Major League Baseball refers to them as prime rivals — but there was nothing prime about many of the interleague series last week.
Last week, the league arranged its interleague schedule so all the neighborhood/regional matchups could take place — and we’re not talking about the Rangers-Diamondbacks or Tigers-Pirates series. Think Cubs-White Sox. Mets-Yankees. Dodgers-Angels. These were the matchups that were supposed to remind us why we love interleague play.
MLB frequently has told us how great interleague play is and how the fans love it. And I agree that there’s a heightened interest when the “prime” rivals meet. But the league might have messed up a good thing last week by altering the format.
In recent years, interleague rivalry series consisted of two three-game series played on weekends at each location. For the regional rivals, it made travel easier. The Twins-Brewers series is a great example, as fans of both swarm the other city for the games, and it has created some electric atmospheres.
This year, the league trashed the two three-game series in favor of a four-game series in which two games are played in one city on Monday and Tuesday before changing venues for the next two games.
Talk about a buzz kill.
On Monday, Memorial Day, the announced crowd of 38,627 in Milwaukee included thousands of Twins fans — who had to go home after the game to work Tuesday.
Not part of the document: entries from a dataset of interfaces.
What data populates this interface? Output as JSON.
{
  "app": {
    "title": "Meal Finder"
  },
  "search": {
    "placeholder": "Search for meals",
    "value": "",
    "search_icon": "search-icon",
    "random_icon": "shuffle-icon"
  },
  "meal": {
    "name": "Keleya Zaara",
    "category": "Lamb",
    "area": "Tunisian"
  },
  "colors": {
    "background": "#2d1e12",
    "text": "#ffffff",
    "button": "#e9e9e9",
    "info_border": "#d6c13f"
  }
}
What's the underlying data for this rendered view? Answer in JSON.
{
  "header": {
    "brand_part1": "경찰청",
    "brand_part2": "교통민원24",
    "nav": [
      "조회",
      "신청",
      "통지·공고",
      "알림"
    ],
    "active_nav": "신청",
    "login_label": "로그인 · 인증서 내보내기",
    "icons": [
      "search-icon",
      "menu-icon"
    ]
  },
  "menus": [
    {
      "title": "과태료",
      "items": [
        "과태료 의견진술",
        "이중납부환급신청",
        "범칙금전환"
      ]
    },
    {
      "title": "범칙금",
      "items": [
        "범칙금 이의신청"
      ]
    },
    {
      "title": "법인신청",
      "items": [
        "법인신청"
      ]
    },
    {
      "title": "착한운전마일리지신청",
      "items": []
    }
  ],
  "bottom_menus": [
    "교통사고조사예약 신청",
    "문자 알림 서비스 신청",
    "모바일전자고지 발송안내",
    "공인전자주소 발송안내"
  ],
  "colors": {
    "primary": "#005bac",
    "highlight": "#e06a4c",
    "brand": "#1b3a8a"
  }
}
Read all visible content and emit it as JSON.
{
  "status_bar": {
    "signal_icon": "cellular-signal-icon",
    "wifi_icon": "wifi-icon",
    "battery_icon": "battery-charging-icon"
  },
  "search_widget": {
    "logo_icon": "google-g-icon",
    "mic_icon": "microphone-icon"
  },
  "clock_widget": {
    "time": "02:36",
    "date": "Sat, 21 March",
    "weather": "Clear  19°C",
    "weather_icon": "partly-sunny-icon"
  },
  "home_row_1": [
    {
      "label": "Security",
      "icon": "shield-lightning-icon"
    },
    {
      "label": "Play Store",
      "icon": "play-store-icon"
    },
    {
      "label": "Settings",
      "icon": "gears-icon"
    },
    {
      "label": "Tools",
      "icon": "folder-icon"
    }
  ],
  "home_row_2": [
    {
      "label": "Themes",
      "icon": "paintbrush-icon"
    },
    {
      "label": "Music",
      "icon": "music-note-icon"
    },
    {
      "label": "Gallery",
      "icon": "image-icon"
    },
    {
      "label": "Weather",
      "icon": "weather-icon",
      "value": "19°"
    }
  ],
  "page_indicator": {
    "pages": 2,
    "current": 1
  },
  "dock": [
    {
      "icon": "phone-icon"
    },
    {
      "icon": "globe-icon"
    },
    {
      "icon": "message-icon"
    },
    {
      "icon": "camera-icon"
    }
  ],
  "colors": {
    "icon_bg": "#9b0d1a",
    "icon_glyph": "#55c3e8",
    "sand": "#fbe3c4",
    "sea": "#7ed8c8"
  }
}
Tuesday’s crowd dipped to 24,413. Both teams are playing sub-.500 ball — that is not being ignored. But Twins and Brewers fans have needed little prodding to go on weekend road trips in the past.
The Twins drew crowds in excess of 30,000 on Wednesday and Thursday, which isn’t shabby, but history shows that they would have been pushing sellouts if held on the weekend.
“I just know that it’s always been really cool here when our team comes in on a weekend,” Twins manager Ron Gardenhire said. “Twins fans load this city and just the opposite when Brewers fans come over there. In the middle of the week, it makes it a little tougher. I understand how hard it is to make schedules out but those natural rivalries like this one have been fun.”
Look elsewhere around the league.
None of the Cubs-White Sox games sold out.
The Memorial Day game between Baltimore and Washington was sold out, the rest weren’t. And these are two teams with legitimate playoff chances.
Cleveland is one of the surprise teams in the league but drew just 18,364 on Thursday for its matchup with a very good Cincinnati team.
Another big question: With the move to two games in each city, why would the league take away a probable big gate from an interleague rivalry game from each owner?
Perhaps this was a test run and the league will return to weekend series for interleague rivals. It would be the right thing to do.
It’s going to be strange seeing uniform No. 5 in the Royals dugout again.